▶ [Exercise aim]
Pull every line from the records that has the word "JSON" in it.

((

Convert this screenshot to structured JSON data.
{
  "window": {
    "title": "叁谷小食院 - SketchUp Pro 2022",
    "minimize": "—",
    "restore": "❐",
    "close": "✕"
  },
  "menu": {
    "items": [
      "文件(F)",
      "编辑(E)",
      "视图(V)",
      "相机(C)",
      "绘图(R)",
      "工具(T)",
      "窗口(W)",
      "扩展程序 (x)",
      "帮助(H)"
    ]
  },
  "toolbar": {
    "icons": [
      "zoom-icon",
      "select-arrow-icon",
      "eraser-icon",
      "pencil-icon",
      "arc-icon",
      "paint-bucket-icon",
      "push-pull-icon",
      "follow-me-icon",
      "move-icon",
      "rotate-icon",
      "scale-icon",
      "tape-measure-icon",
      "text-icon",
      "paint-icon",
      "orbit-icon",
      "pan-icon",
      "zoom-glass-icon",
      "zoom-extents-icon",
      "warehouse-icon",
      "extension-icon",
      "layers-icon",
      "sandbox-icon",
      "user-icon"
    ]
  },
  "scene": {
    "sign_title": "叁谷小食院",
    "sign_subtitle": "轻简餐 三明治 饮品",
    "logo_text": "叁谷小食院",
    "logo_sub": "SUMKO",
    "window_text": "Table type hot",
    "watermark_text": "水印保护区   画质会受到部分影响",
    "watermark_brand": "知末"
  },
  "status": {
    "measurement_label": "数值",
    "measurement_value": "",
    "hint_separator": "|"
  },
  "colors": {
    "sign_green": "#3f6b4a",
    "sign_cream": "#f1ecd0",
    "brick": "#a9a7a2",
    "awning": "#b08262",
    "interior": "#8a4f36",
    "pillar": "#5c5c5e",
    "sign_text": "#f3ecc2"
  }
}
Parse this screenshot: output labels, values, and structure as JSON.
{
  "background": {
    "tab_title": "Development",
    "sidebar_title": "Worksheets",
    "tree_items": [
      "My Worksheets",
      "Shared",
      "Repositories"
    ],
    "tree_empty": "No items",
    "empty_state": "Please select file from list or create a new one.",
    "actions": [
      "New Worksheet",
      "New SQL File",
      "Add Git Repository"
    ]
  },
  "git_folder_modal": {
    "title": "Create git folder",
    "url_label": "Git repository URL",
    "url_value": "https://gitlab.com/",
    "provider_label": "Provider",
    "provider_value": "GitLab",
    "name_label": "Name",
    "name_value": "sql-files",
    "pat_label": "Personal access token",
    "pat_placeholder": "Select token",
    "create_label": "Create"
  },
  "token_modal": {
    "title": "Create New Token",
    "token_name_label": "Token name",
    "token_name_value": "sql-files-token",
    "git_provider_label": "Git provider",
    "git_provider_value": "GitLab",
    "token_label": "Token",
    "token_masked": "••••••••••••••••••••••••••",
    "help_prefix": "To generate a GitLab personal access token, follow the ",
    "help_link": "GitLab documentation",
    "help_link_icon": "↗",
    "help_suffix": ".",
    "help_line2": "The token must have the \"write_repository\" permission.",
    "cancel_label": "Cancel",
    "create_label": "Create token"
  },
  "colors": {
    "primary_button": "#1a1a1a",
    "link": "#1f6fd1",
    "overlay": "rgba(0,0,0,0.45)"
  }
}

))

▶ [Result]
Convert this screenshot to structured JSON data.
Parse this screenshot: output labels, values, and structure as JSON.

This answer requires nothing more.